One Pew study, for example, found that someone who uses Facebook several times per day averages 9 percent more close, core ties in their overall social network compared with other Internet users. Pew also found that heavy users of Facebook get about half the emotional benefit that someone might get from being married. Internet users in general score three points higher in total support, six points higher in companionship, and four points higher in instrumental support than the average American on a scale of 100 for each social dimension.
But a Facebook user who uses the site multiple times per day tends to score an additional five points higher in total support, five points higher in emotional support, and five points higher in companionship, than Internet users of similar demographic characteristics, including age. While this data is not exclusively focused on Millennials or how their brains function, it does suggest that so far, at least, the pernicious effects of hyper-connectivity that so many older people fear may have more to do with their own reaction to the technology than any solid research-based findings.
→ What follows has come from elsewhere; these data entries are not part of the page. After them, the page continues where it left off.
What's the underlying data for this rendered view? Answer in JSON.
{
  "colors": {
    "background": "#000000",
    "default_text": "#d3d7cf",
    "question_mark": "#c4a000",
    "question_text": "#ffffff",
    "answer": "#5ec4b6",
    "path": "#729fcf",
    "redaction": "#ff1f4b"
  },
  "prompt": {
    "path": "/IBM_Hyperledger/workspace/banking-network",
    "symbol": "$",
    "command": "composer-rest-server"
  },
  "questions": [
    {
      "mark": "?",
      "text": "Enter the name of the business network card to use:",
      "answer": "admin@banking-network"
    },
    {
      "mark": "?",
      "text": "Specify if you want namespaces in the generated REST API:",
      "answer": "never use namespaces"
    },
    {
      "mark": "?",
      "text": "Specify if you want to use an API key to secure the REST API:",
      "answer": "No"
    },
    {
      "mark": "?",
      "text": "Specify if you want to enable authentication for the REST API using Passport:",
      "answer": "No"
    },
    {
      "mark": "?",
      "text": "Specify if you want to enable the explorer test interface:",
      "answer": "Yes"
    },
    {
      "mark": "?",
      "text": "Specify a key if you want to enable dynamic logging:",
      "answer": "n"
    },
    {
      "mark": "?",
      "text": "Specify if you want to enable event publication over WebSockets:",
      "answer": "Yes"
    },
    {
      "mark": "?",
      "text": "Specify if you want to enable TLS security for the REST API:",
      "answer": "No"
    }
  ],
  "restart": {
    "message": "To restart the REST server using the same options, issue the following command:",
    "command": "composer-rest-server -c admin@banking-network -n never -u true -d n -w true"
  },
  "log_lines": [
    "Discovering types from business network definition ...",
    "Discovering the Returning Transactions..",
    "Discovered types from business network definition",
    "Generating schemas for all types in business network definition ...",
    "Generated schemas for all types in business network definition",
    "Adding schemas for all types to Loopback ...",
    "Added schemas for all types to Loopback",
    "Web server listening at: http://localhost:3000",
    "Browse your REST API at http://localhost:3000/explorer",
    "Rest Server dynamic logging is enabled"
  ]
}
One major impact of the rise of social media, however, is directly reflected in the opinions of the experts interviewed by Pew. Unlike the broadcast media architecture of radio and television that older generations have grown up and experienced for a lifetime, Internet based social networks do not depend on gatekeepers at the center of the communication process to determine what or when people should hear or know something. In the world in which Millennials were raised, anyone can share any information with anyone they choose, however they wish to do so and whenever they want to. This has caused Millennials to prefer the opinion of the group, even when it is made up mostly of strangers, to the opinions of experts, regardless of their credentials or position of authority.
For the youngest generation of Americans, the wisdom of crowds is something in which they believe and practice. Perhaps, that is why so many of the experts Pew interviewed were so worried about the impact of all this new technology. What’s not clear is if they were more worried about Millennials’ future or their own as “experts.”